::: DATA PROVIDED :::

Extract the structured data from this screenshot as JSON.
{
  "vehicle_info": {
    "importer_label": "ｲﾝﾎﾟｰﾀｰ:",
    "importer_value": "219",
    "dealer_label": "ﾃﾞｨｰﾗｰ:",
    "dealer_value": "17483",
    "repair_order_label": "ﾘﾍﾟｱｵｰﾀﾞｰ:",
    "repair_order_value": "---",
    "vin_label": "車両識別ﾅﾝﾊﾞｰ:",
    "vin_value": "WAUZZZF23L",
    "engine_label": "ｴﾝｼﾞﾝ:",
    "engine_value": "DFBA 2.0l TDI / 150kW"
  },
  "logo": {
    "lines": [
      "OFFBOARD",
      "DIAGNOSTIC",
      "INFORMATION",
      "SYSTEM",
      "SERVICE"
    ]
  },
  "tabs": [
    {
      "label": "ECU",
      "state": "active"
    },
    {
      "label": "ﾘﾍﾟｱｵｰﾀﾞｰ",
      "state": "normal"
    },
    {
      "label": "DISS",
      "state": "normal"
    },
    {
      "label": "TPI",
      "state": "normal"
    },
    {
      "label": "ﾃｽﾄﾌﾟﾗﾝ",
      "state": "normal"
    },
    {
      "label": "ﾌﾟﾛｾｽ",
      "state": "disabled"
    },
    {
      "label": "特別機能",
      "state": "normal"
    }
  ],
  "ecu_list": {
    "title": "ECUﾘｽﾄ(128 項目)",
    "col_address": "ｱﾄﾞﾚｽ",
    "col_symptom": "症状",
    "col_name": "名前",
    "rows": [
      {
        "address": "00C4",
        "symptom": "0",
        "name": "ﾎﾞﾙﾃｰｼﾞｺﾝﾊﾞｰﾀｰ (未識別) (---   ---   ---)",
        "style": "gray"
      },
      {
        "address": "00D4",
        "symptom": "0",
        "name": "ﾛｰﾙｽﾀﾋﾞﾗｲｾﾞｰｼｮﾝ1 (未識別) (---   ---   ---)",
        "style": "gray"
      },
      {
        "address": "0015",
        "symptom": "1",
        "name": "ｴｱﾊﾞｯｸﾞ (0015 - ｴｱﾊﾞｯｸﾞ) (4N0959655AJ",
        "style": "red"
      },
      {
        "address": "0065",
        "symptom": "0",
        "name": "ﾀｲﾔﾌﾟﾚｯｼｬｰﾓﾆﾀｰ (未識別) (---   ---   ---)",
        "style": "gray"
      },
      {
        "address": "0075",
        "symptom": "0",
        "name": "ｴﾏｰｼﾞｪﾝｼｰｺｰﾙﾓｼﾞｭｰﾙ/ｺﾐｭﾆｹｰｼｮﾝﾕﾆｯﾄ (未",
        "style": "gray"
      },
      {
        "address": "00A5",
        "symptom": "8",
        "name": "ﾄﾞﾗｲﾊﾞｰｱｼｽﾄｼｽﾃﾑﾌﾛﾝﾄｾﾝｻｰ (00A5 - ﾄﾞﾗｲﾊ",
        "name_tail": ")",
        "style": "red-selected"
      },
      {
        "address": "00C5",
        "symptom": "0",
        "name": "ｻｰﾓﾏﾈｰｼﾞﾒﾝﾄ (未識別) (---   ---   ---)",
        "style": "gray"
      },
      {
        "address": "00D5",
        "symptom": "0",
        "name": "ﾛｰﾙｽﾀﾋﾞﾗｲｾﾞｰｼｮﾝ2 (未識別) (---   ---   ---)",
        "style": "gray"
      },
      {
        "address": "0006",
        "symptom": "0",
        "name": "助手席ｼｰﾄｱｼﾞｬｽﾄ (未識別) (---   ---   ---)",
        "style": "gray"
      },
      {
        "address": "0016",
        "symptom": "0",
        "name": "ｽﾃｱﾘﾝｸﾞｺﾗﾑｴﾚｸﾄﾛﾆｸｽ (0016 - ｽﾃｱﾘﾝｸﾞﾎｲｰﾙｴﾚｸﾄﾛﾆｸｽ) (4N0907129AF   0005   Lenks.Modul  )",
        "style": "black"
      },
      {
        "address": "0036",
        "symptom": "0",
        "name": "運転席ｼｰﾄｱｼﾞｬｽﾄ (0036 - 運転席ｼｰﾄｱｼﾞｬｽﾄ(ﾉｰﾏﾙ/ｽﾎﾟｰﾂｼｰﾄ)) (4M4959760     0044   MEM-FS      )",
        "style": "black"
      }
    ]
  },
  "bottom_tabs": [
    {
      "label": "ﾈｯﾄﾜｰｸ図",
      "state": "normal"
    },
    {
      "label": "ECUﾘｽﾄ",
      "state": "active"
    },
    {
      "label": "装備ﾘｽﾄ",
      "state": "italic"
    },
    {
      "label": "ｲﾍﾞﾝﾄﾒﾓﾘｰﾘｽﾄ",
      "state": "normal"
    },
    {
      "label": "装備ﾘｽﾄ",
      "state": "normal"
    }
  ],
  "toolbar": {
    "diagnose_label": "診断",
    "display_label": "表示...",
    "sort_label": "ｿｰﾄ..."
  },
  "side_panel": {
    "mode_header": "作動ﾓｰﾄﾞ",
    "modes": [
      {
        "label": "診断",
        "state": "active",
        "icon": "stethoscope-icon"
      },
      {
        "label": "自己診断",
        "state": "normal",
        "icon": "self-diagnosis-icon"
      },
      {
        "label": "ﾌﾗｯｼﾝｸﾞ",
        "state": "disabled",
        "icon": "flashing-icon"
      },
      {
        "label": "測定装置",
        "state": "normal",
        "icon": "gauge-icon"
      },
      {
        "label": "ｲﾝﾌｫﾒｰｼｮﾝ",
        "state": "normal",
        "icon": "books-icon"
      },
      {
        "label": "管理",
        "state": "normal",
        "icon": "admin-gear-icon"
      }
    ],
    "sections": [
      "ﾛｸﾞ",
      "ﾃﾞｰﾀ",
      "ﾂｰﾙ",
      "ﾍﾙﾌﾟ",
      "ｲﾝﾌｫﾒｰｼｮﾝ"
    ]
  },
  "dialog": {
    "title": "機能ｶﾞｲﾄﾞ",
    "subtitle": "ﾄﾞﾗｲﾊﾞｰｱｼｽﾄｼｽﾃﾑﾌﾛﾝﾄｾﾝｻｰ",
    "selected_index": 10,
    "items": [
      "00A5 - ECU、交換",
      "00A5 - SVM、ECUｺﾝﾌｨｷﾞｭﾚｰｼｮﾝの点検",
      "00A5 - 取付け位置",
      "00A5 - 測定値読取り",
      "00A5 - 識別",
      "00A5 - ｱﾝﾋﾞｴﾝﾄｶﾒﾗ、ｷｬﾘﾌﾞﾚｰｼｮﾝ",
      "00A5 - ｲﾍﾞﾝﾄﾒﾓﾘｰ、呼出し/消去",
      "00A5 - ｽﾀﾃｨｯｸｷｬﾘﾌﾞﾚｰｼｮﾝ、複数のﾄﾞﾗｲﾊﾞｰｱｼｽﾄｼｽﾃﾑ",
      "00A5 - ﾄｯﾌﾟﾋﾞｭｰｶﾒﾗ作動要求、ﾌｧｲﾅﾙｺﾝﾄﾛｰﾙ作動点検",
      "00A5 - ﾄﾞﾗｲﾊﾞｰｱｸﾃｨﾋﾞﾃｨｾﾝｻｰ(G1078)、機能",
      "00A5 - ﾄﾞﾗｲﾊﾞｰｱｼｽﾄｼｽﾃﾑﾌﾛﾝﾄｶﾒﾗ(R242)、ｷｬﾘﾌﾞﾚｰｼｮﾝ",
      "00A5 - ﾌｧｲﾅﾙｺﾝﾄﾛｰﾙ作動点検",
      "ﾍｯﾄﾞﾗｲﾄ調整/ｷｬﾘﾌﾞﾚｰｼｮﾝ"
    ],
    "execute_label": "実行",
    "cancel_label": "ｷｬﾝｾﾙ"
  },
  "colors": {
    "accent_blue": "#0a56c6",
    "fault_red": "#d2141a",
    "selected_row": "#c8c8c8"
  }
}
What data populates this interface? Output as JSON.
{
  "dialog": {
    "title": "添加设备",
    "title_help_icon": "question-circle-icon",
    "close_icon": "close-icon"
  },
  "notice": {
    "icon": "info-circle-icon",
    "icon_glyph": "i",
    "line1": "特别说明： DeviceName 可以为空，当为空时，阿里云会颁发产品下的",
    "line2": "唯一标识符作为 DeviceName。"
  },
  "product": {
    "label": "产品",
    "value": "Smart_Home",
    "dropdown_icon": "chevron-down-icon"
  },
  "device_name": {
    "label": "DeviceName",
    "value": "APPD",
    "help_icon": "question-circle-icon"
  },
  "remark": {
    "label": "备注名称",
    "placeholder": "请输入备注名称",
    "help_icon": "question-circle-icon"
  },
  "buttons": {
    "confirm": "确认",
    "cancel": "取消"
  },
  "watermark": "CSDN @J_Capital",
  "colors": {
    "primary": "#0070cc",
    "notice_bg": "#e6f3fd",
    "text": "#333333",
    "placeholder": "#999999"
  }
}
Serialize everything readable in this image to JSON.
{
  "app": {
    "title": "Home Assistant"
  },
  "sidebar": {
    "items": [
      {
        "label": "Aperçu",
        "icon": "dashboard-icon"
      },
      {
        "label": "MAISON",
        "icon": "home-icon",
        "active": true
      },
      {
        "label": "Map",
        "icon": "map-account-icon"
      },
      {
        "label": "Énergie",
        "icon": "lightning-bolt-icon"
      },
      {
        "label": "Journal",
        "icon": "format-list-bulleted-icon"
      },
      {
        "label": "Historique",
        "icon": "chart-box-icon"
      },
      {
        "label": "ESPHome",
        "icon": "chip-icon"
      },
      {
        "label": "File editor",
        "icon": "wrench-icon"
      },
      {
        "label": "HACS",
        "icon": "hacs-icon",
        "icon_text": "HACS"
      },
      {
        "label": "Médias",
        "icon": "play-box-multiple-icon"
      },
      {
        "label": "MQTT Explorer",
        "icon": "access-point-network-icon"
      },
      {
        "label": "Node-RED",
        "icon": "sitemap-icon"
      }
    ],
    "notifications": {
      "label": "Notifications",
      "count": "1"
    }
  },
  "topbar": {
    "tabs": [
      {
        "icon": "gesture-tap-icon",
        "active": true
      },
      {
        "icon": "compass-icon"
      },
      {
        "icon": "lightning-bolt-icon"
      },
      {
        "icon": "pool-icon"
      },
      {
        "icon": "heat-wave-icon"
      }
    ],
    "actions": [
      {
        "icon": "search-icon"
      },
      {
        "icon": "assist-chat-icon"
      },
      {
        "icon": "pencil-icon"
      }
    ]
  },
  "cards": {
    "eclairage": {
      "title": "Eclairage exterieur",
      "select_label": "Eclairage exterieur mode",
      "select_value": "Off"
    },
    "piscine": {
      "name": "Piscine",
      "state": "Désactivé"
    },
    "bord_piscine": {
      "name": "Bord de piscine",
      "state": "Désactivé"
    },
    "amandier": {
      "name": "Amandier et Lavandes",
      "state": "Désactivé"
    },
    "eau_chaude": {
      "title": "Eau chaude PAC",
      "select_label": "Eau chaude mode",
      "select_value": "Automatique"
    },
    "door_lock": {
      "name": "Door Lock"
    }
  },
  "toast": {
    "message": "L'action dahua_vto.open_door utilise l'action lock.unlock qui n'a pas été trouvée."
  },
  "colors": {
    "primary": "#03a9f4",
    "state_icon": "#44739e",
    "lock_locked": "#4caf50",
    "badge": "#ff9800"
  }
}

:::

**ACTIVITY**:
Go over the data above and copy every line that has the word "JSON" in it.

**WORKED SOLUTION**:
Extract the structured data from this screenshot as JSON.
What data populates this interface? Output as JSON.
Serialize everything readable in this image to JSON.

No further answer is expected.